A counter argument could be made in favour of Pocono Raceway, however. Some have suggested that the blame for the danger at Pocono can be put on the drivers as much as the circuit itself. Takuma Sato, for example, has had a lot of criticism sent his way for his actions in the early wreck last Sunday. Some have suggested that if driving standards improved, races could continue at Pocono Raceway without any issues.
However, due to the unpredictable nature of motorsport, especially oval racing, the circuits have to be as well-suited to the championship that is out on the race track to minimise risk as much as possible. Motorsport will always be inherently dangerous, but where changes can be made to increase safety, they must be made. If that includes removing a location from a series calendar, that change must be made.
It is certainly a tricky situation for “the tricky triangle” of Pocono Raceway and the issue is not as cut and dry as either side of the argument may make it out to be. Whilst it certainly is true that these kinds of accidents can take place anywhere, the factors listed above seem to make these accidents much more frequent at Pocono Raceway in the NTT IndyCar Series.
Perhaps the most informed insight regarding the dangers of racing IndyCar at Pocono came from Robert Wickens. The Canadian, obviously frustrated following a near-identical accident to the one he experienced in 2018, tweeted yesterday that IndyCar and Pocono had “a toxic relationship” and that it was time for “a divorce.”
“How many times do we have to go through the same situation before we can all accept that an IndyCar should not race at Pocono,” Wickens tweeted yesterday, “It’s just a toxic relationship and maybe it’s time to consider a divorce. I’m very relieved (to my knowledge) that everyone is okay from that scary crash.”
There are a number of options for what location could take Pocono’s spot on the calendar should the speedway leave the schedule. The most likely replacement seems to be the short-oval of Richmond Raceway in Virginia. Without Pocono, IndyCar would be somewhat lacking in representation on the East coast of the United States, particularly in the areas surrounding the major cities of Washington DC and New York City. For IndyCar to continue its growth in popularity, it would be vital for the series to keep racing in this area.

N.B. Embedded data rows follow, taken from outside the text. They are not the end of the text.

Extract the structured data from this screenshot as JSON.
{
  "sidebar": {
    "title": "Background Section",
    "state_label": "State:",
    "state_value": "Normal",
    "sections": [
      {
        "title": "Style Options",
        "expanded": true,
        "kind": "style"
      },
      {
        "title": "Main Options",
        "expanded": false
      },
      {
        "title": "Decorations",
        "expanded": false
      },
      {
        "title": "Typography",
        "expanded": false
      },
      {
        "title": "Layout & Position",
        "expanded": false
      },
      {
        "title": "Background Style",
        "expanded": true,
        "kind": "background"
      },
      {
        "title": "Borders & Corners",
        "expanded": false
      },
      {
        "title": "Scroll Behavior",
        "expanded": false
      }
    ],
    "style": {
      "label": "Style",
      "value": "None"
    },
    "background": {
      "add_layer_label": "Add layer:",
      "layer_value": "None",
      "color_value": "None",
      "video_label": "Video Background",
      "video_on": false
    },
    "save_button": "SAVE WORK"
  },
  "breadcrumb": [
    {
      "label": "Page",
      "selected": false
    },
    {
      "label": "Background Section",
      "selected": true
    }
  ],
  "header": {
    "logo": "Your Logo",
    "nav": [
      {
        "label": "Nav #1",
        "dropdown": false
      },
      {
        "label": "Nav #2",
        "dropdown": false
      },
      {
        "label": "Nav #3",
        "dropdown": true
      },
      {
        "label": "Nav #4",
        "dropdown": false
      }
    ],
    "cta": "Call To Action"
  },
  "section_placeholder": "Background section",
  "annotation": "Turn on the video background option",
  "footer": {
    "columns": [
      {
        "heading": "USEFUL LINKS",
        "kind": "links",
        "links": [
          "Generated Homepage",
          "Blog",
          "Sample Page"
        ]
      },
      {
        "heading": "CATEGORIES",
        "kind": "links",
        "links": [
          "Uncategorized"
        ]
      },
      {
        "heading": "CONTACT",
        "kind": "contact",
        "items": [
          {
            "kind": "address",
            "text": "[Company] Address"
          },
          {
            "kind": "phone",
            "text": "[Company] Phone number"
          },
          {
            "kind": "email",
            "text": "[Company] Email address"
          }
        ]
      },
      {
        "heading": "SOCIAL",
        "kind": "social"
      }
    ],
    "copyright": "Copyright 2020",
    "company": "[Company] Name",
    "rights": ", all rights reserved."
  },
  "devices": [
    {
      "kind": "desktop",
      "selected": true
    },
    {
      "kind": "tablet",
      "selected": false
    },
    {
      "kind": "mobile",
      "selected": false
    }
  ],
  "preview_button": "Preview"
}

Other opportunities in the north-east of the United States could come in the shape of New Hampshire Motor Speedway, another oval that has previously played host to IndyCar. Moving away from ovals, the series could also look into returning to the popular Watkins Glen road course in New York State.
Either way, there are a number of venues across the United States and even some international circuits that would gladly welcome an IndyCar race date. Pocono’s woes could very easily see the speedway vacate the calendar in favour of one of these new opportunities. What’s more, with all the factors listed above, it might well be the right decision for IndyCar to say goodbye to “the tricky triangle” once and for all.
The 2019 NTT IndyCar Series continues this weekend with the Bommarito Automotive Group 500 at Gateway Motorsports Park on Saturday, August 24.